Give back all of the data exactly.
____ DATA LISTING
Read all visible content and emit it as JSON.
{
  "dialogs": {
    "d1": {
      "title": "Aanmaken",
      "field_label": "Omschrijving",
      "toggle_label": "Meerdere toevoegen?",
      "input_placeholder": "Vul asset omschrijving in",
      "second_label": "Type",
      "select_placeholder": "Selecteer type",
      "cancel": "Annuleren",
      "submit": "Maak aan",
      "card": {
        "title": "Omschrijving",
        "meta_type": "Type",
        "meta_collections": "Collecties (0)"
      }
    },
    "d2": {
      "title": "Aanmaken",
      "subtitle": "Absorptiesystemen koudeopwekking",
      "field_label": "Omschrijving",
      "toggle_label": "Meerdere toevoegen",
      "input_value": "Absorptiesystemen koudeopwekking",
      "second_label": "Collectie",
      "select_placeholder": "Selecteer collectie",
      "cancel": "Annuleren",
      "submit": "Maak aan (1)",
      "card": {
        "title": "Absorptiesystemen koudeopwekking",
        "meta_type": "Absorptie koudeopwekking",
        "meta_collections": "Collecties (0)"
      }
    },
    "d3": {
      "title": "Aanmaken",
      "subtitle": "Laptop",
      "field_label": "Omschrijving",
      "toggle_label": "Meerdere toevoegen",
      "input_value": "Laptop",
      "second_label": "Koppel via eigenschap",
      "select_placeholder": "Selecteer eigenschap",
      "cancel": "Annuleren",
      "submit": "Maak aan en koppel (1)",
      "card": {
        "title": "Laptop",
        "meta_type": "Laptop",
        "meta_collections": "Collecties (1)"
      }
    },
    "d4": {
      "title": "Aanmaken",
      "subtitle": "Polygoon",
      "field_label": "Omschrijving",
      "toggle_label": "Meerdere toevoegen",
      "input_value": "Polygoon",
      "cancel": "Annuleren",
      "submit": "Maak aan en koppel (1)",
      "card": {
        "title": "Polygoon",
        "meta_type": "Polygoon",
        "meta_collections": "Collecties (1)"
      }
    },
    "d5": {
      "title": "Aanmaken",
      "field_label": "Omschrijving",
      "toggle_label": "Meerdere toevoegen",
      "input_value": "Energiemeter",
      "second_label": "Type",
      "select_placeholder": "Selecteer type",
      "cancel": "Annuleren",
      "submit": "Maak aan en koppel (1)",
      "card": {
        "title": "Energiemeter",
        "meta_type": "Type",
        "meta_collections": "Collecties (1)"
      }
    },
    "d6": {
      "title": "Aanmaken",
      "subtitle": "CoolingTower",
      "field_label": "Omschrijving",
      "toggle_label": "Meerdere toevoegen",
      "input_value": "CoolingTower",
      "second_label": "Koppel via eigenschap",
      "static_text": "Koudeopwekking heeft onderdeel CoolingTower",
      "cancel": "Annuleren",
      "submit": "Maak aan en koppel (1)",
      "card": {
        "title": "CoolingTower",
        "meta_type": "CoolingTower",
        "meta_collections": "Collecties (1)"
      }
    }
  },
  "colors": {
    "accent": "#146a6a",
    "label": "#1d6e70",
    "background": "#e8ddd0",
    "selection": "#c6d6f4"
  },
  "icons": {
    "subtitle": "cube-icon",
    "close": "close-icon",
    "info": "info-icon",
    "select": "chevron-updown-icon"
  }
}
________
◆ TASK ANSWER
Read all visible content and emit it as JSON.
{
  "dialogs": {
    "d1": {
      "title": "Aanmaken",
      "field_label": "Omschrijving",
      "toggle_label": "Meerdere toevoegen?",
      "input_placeholder": "Vul asset omschrijving in",
      "second_label": "Type",
      "select_placeholder": "Selecteer type",
      "cancel": "Annuleren",
      "submit": "Maak aan",
      "card": {
        "title": "Omschrijving",
        "meta_type": "Type",
        "meta_collections": "Collecties (0)"
      }
    },
    "d2": {
      "title": "Aanmaken",
      "subtitle": "Absorptiesystemen koudeopwekking",
      "field_label": "Omschrijving",
      "toggle_label": "Meerdere toevoegen",
      "input_value": "Absorptiesystemen koudeopwekking",
      "second_label": "Collectie",
      "select_placeholder": "Selecteer collectie",
      "cancel": "Annuleren",
      "submit": "Maak aan (1)",
      "card": {
        "title": "Absorptiesystemen koudeopwekking",
        "meta_type": "Absorptie koudeopwekking",
        "meta_collections": "Collecties (0)"
      }
    },
    "d3": {
      "title": "Aanmaken",
      "subtitle": "Laptop",
      "field_label": "Omschrijving",
      "toggle_label": "Meerdere toevoegen",
      "input_value": "Laptop",
      "second_label": "Koppel via eigenschap",
      "select_placeholder": "Selecteer eigenschap",
      "cancel": "Annuleren",
      "submit": "Maak aan en koppel (1)",
      "card": {
        "title": "Laptop",
        "meta_type": "Laptop",
        "meta_collections": "Collecties (1)"
      }
    },
    "d4": {
      "title": "Aanmaken",
      "subtitle": "Polygoon",
      "field_label": "Omschrijving",
      "toggle_label": "Meerdere toevoegen",
      "input_value": "Polygoon",
      "cancel": "Annuleren",
      "submit": "Maak aan en koppel (1)",
      "card": {
        "title": "Polygoon",
        "meta_type": "Polygoon",
        "meta_collections": "Collecties (1)"
      }
    },
    "d5": {
      "title": "Aanmaken",
      "field_label": "Omschrijving",
      "toggle_label": "Meerdere toevoegen",
      "input_value": "Energiemeter",
      "second_label": "Type",
      "select_placeholder": "Selecteer type",
      "cancel": "Annuleren",
      "submit": "Maak aan en koppel (1)",
      "card": {
        "title": "Energiemeter",
        "meta_type": "Type",
        "meta_collections": "Collecties (1)"
      }
    },
    "d6": {
      "title": "Aanmaken",
      "subtitle": "CoolingTower",
      "field_label": "Omschrijving",
      "toggle_label": "Meerdere toevoegen",
      "input_value": "CoolingTower",
      "second_label": "Koppel via eigenschap",
      "static_text": "Koudeopwekking heeft onderdeel CoolingTower",
      "cancel": "Annuleren",
      "submit": "Maak aan en koppel (1)",
      "card": {
        "title": "CoolingTower",
        "meta_type": "CoolingTower",
        "meta_collections": "Collecties (1)"
      }
    }
  },
  "colors": {
    "accent": "#146a6a",
    "label": "#1d6e70",
    "background": "#e8ddd0",
    "selection": "#c6d6f4"
  },
  "icons": {
    "subtitle": "cube-icon",
    "close": "close-icon",
    "info": "info-icon",
    "select": "chevron-updown-icon"
  }
}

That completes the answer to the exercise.